Mark Rothko, Agitation of the Archaic, 1944


NARRATOR: Mark Rothko’s Agitation of the Archaic seems to be a kind of landscape. It’s divided into three horizontal zones, with the top and bottom suggesting a sky and ground. The central band is abstractly atmospheric. Beginning in 1950—six years after this painting’s completion—all figuration would drop out of Rothko’s paintings, leaving only these zones of contrasting color and intensity.

Here, the zones establish a backdrop for the abstract figures that criss-cross the canvas. It’s not clear exactly what these figures are, but it’s easy to imagine how they might move. Many of them seem to spin or rotate on an axis, fanning out as if to stir the space of the canvas.
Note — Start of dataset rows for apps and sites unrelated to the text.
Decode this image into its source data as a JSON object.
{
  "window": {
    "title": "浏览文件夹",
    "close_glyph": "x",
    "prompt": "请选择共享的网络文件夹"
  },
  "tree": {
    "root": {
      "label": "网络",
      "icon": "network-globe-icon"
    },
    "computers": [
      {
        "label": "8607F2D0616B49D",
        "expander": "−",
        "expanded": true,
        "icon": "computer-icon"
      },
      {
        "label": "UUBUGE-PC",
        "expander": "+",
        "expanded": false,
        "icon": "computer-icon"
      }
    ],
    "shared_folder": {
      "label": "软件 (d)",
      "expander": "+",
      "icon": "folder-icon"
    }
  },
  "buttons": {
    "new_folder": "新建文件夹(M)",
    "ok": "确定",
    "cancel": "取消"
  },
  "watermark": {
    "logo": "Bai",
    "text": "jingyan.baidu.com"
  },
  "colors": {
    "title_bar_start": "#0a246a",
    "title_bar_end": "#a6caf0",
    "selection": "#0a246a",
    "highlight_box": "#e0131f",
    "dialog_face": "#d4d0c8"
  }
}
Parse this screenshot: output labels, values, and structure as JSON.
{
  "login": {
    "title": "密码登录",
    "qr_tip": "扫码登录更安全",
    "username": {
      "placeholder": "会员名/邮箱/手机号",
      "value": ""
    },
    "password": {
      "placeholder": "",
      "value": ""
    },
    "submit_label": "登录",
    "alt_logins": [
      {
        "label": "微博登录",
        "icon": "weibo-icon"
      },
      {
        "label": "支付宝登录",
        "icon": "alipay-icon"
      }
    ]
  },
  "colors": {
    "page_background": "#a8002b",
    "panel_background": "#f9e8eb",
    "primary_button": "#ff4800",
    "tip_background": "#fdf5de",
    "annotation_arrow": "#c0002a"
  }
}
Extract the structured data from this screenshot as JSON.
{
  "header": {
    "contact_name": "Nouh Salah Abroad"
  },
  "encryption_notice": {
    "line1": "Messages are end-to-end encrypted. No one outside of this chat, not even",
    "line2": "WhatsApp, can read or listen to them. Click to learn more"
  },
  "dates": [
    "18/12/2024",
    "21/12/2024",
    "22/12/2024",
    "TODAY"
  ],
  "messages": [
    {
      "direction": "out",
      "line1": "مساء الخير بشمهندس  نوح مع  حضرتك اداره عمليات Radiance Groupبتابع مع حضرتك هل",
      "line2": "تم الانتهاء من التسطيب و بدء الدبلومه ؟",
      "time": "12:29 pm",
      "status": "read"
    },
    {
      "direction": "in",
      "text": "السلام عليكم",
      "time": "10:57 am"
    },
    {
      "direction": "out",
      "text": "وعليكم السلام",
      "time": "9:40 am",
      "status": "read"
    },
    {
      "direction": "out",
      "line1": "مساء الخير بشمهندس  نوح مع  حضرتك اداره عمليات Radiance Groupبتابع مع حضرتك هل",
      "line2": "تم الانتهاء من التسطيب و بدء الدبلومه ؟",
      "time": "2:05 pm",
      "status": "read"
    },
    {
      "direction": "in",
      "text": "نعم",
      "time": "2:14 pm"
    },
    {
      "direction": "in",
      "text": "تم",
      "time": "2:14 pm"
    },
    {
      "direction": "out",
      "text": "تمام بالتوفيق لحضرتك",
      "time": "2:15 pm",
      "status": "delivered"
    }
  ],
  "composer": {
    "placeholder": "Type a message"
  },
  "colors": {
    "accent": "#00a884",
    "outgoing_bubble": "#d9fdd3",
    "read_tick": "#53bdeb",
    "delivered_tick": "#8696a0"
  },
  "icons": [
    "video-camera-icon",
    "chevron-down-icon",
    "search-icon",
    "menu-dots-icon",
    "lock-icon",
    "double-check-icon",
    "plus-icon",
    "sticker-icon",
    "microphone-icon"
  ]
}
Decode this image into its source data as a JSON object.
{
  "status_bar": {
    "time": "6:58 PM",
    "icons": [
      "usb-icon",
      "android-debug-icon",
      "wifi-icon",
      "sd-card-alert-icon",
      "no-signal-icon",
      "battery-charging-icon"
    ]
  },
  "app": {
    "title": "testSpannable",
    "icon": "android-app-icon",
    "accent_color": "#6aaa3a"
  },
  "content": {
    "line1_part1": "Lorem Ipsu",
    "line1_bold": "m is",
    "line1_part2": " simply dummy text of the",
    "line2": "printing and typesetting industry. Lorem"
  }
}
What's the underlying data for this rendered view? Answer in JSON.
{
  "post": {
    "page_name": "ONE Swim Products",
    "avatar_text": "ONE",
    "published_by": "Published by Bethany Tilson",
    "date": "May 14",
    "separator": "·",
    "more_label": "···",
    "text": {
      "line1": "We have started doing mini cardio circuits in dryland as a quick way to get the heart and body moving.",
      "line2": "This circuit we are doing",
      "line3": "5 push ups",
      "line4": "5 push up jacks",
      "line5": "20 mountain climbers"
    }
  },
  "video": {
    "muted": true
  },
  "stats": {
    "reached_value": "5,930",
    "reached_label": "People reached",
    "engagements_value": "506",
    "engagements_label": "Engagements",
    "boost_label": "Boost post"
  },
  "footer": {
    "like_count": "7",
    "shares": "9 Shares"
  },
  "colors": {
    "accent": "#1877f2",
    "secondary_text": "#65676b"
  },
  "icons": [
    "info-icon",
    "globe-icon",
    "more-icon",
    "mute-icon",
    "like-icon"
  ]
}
At the time Rothko made this painting, he was a dedicated reader of the psychoanalyst Carl Jung. The artist was particularly interested in Jung’s argument that humanity shared a collective unconscious populated by archetypes—mythic forms and figures rooted in a primordial past. The title Agitation of the Archaic, then, suggests that the sense of movement in the painting is really a stirring deep in the mind.
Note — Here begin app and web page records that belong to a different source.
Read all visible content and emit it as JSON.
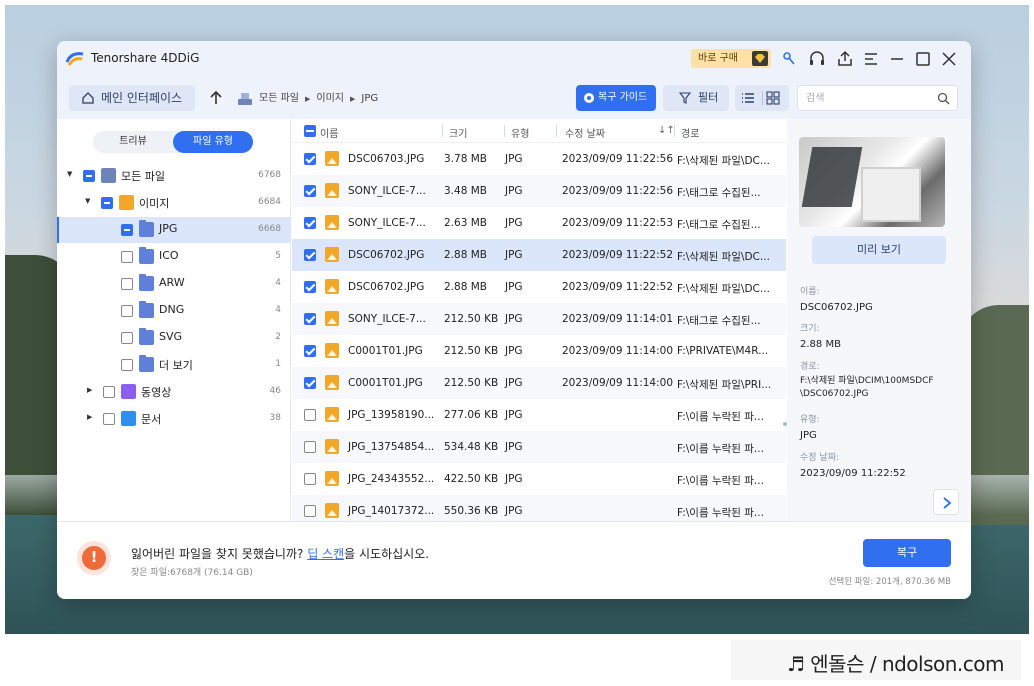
{
  "app": {
    "title": "Tenorshare 4DDiG",
    "buy_label": "바로 구매"
  },
  "toolbar": {
    "home_label": "메인 인터페이스",
    "breadcrumb": [
      "모든 파일",
      "이미지",
      "JPG"
    ],
    "recover_guide_label": "복구 가이드",
    "filter_label": "필터",
    "search_placeholder": "검색"
  },
  "left": {
    "tab_tree": "트리뷰",
    "tab_type": "파일 유형",
    "tree": [
      {
        "label": "모든 파일",
        "count": "6768"
      },
      {
        "label": "이미지",
        "count": "6684"
      },
      {
        "label": "JPG",
        "count": "6668"
      },
      {
        "label": "ICO",
        "count": "5"
      },
      {
        "label": "ARW",
        "count": "4"
      },
      {
        "label": "DNG",
        "count": "4"
      },
      {
        "label": "SVG",
        "count": "2"
      },
      {
        "label": "더 보기",
        "count": "1"
      },
      {
        "label": "동영상",
        "count": "46"
      },
      {
        "label": "문서",
        "count": "38"
      }
    ]
  },
  "list": {
    "headers": {
      "name": "이름",
      "size": "크기",
      "type": "유형",
      "date": "수정 날짜",
      "path": "경로"
    },
    "rows": [
      {
        "name": "DSC06703.JPG",
        "size": "3.78 MB",
        "type": "JPG",
        "date": "2023/09/09 11:22:56",
        "path": "F:\\삭제된 파일\\DC..."
      },
      {
        "name": "SONY_ILCE-7...",
        "size": "3.48 MB",
        "type": "JPG",
        "date": "2023/09/09 11:22:56",
        "path": "F:\\태그로 수집된..."
      },
      {
        "name": "SONY_ILCE-7...",
        "size": "2.63 MB",
        "type": "JPG",
        "date": "2023/09/09 11:22:53",
        "path": "F:\\태그로 수집된..."
      },
      {
        "name": "DSC06702.JPG",
        "size": "2.88 MB",
        "type": "JPG",
        "date": "2023/09/09 11:22:52",
        "path": "F:\\삭제된 파일\\DC..."
      },
      {
        "name": "DSC06702.JPG",
        "size": "2.88 MB",
        "type": "JPG",
        "date": "2023/09/09 11:22:52",
        "path": "F:\\삭제된 파일\\DC..."
      },
      {
        "name": "SONY_ILCE-7...",
        "size": "212.50 KB",
        "type": "JPG",
        "date": "2023/09/09 11:14:01",
        "path": "F:\\태그로 수집된..."
      },
      {
        "name": "C0001T01.JPG",
        "size": "212.50 KB",
        "type": "JPG",
        "date": "2023/09/09 11:14:00",
        "path": "F:\\PRIVATE\\M4R..."
      },
      {
        "name": "C0001T01.JPG",
        "size": "212.50 KB",
        "type": "JPG",
        "date": "2023/09/09 11:14:00",
        "path": "F:\\삭제된 파일\\PRI..."
      },
      {
        "name": "JPG_13958190...",
        "size": "277.06 KB",
        "type": "JPG",
        "date": "",
        "path": "F:\\이름 누락된 파..."
      },
      {
        "name": "JPG_13754854...",
        "size": "534.48 KB",
        "type": "JPG",
        "date": "",
        "path": "F:\\이름 누락된 파..."
      },
      {
        "name": "JPG_24343552...",
        "size": "422.50 KB",
        "type": "JPG",
        "date": "",
        "path": "F:\\이름 누락된 파..."
      },
      {
        "name": "JPG_14017372...",
        "size": "550.36 KB",
        "type": "JPG",
        "date": "",
        "path": "F:\\이름 누락된 파..."
      }
    ]
  },
  "preview": {
    "button_label": "미리 보기",
    "name_key": "이름:",
    "name_value": "DSC06702.JPG",
    "size_key": "크기:",
    "size_value": "2.88 MB",
    "path_key": "경로:",
    "path_value_1": "F:\\삭제된 파일\\DCIM\\100MSDCF",
    "path_value_2": "\\DSC06702.JPG",
    "type_key": "유형:",
    "type_value": "JPG",
    "date_key": "수정 날짜:",
    "date_value": "2023/09/09 11:22:52"
  },
  "footer": {
    "message_prefix": "잃어버린 파일을 찾지 못했습니까? ",
    "message_link": "딥 스캔",
    "message_suffix": "을 시도하십시오.",
    "found_text": "찾은 파일:6768개 (76.14 GB)",
    "recover_label": "복구",
    "selected_text": "선택된 파일: 201개, 870.36 MB"
  },
  "watermark": {
    "text": "♬ 엔돌슨 / ndolson.com"
  }
}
Mark Rothko (1903–1970), Agitation of the Archaic, 1944. Oil on canvas, 35 3/8 x 54 1/4 in. (89.85 x 137.8 cm). Whitney Museum of American Art, New York; gift of The Mark Rothko Foundation, Inc. 85.43.1. © 2012 Kate Rothko Prizel & Christopher Rothko / Artists Rights Society (ARS), New York. Photograph by Geoffrey Clements